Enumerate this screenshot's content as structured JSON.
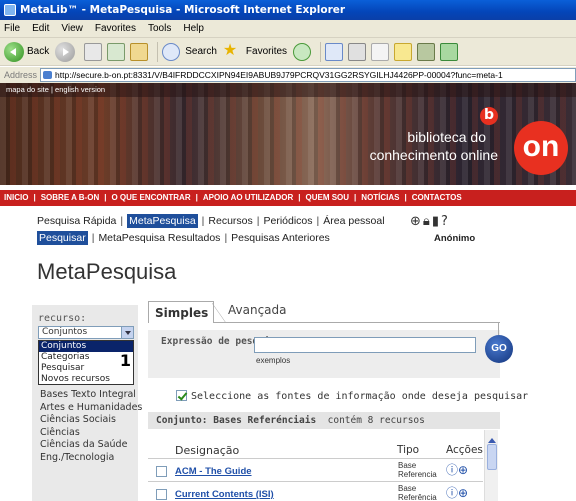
{
  "window": {
    "title": "MetaLib™ - MetaPesquisa - Microsoft Internet Explorer"
  },
  "menu": [
    "File",
    "Edit",
    "View",
    "Favorites",
    "Tools",
    "Help"
  ],
  "toolbar": {
    "back": "Back",
    "search": "Search",
    "favorites": "Favorites"
  },
  "address": {
    "label": "Address",
    "url": "http://secure.b-on.pt:8331/V/B4IFRDDCCXIPN94EI9ABUB9J79PCRQV31GG2RSYGILHJ4426PP-00004?func=meta-1"
  },
  "banner": {
    "site_links": "mapa do site  |  english version",
    "brand_line1": "biblioteca do",
    "brand_line2": "conhecimento online",
    "logo_small": "b",
    "logo_big": "on"
  },
  "rednav": [
    "INICIO",
    "SOBRE A B-ON",
    "O QUE ENCONTRAR",
    "APOIO AO UTILIZADOR",
    "QUEM SOU",
    "NOTÍCIAS",
    "CONTACTOS"
  ],
  "subnav1": [
    "Pesquisa Rápida",
    "MetaPesquisa",
    "Recursos",
    "Periódicos",
    "Área pessoal"
  ],
  "subnav2": [
    "Pesquisar",
    "MetaPesquisa Resultados",
    "Pesquisas Anteriores"
  ],
  "user": "Anónimo",
  "page_title": "MetaPesquisa",
  "left": {
    "label": "recurso:",
    "select_value": "Conjuntos",
    "options": [
      "Conjuntos",
      "Categorias",
      "Pesquisar",
      "Novos recursos"
    ],
    "categories": [
      "Bases Texto Integral",
      "Artes e Humanidades",
      "Ciências Sociais",
      "Ciências",
      "Ciências da Saúde",
      "Eng./Tecnologia"
    ]
  },
  "tabs": {
    "simples": "Simples",
    "avancada": "Avançada"
  },
  "search": {
    "label": "Expressão de pesquisa:",
    "value": "",
    "exemplos": "exemplos",
    "go": "GO"
  },
  "fontes": {
    "checked": true,
    "label": "Seleccione as fontes de informação onde deseja pesquisar"
  },
  "conjunto": {
    "prefix": "Conjunto:",
    "name": "Bases Referénciais",
    "suffix": "contém 8 recursos"
  },
  "table": {
    "headers": {
      "designacao": "Designação",
      "tipo": "Tipo",
      "accoes": "Acções"
    },
    "rows": [
      {
        "name": "ACM - The Guide",
        "tipo1": "Base",
        "tipo2": "Referencia"
      },
      {
        "name": "Current Contents (ISI)",
        "tipo1": "Base",
        "tipo2": "Referência"
      }
    ]
  },
  "colors": {
    "brand_red": "#c8201e",
    "nav_blue": "#1f4f9b",
    "link_blue": "#1f4fa8"
  }
}
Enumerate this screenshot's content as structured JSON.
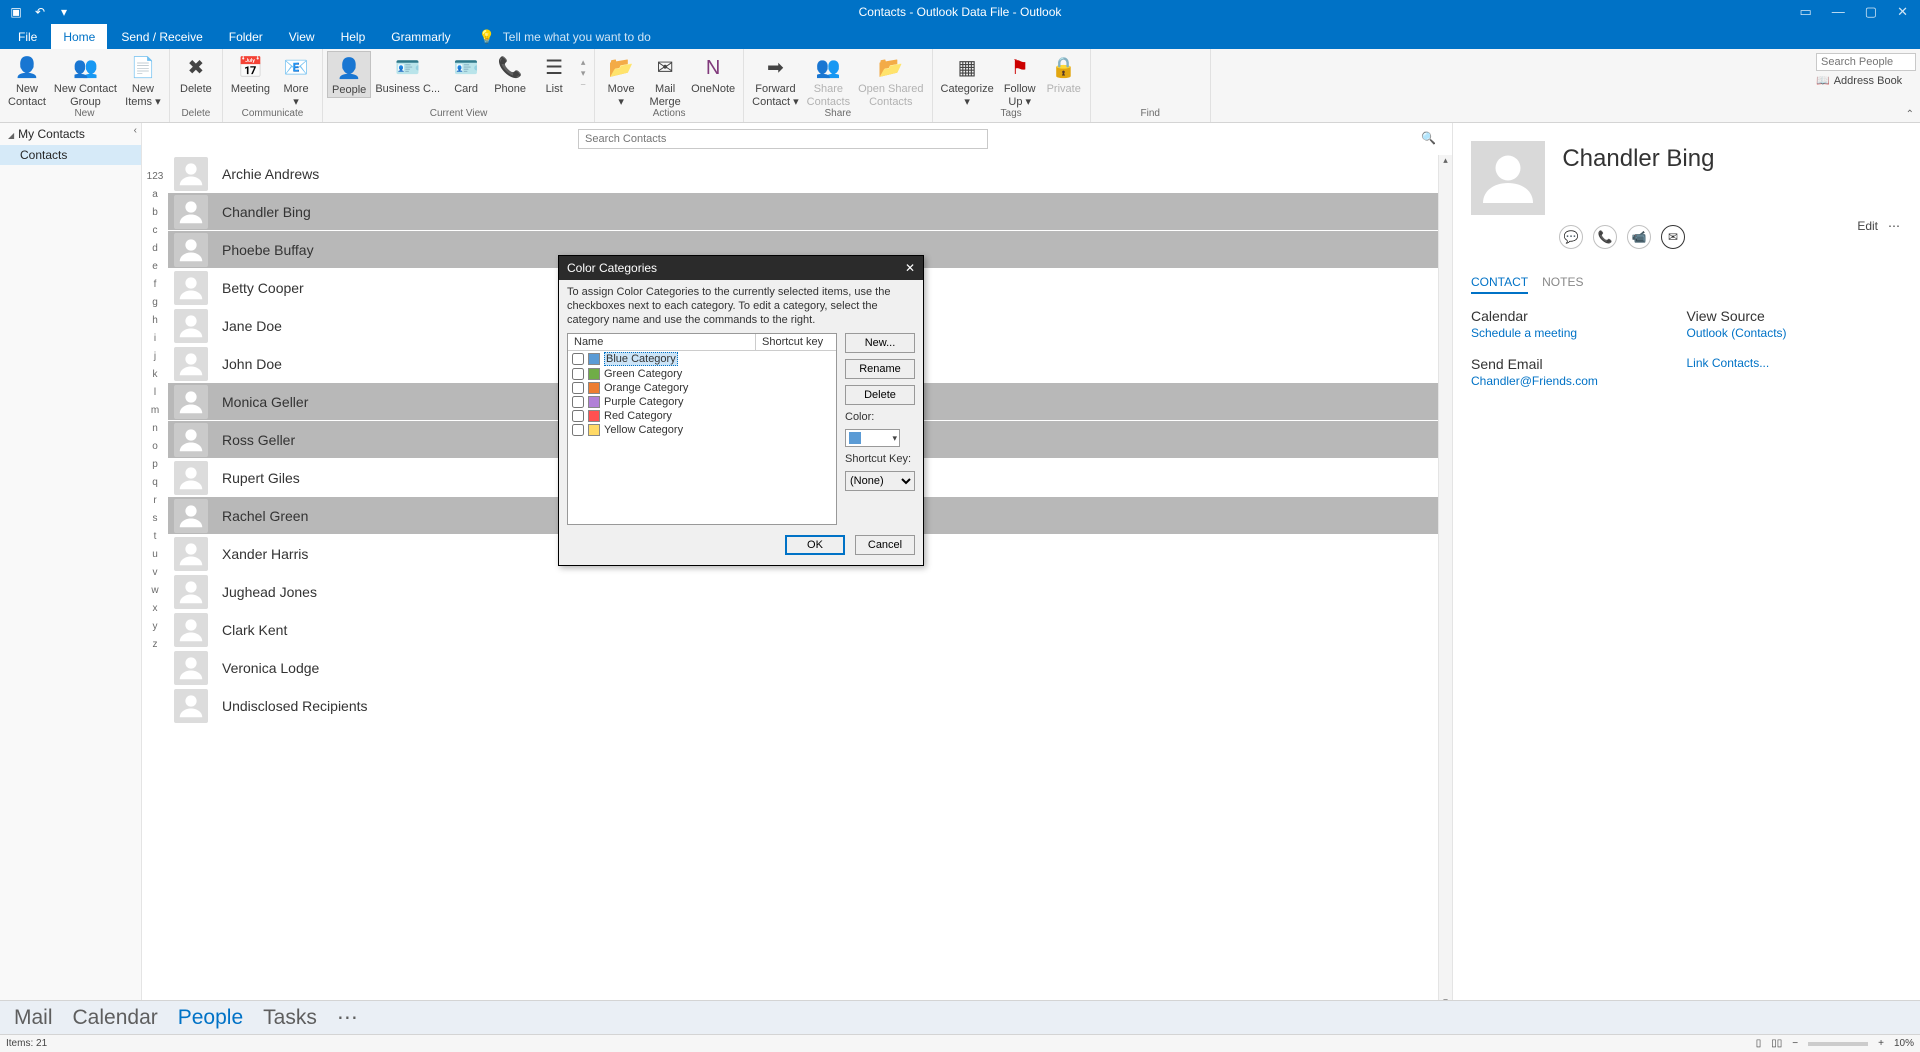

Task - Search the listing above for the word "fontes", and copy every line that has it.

Solution below -
  "fontes": {
    "label": "Seleccione as fontes de informação onde deseja pesquisar"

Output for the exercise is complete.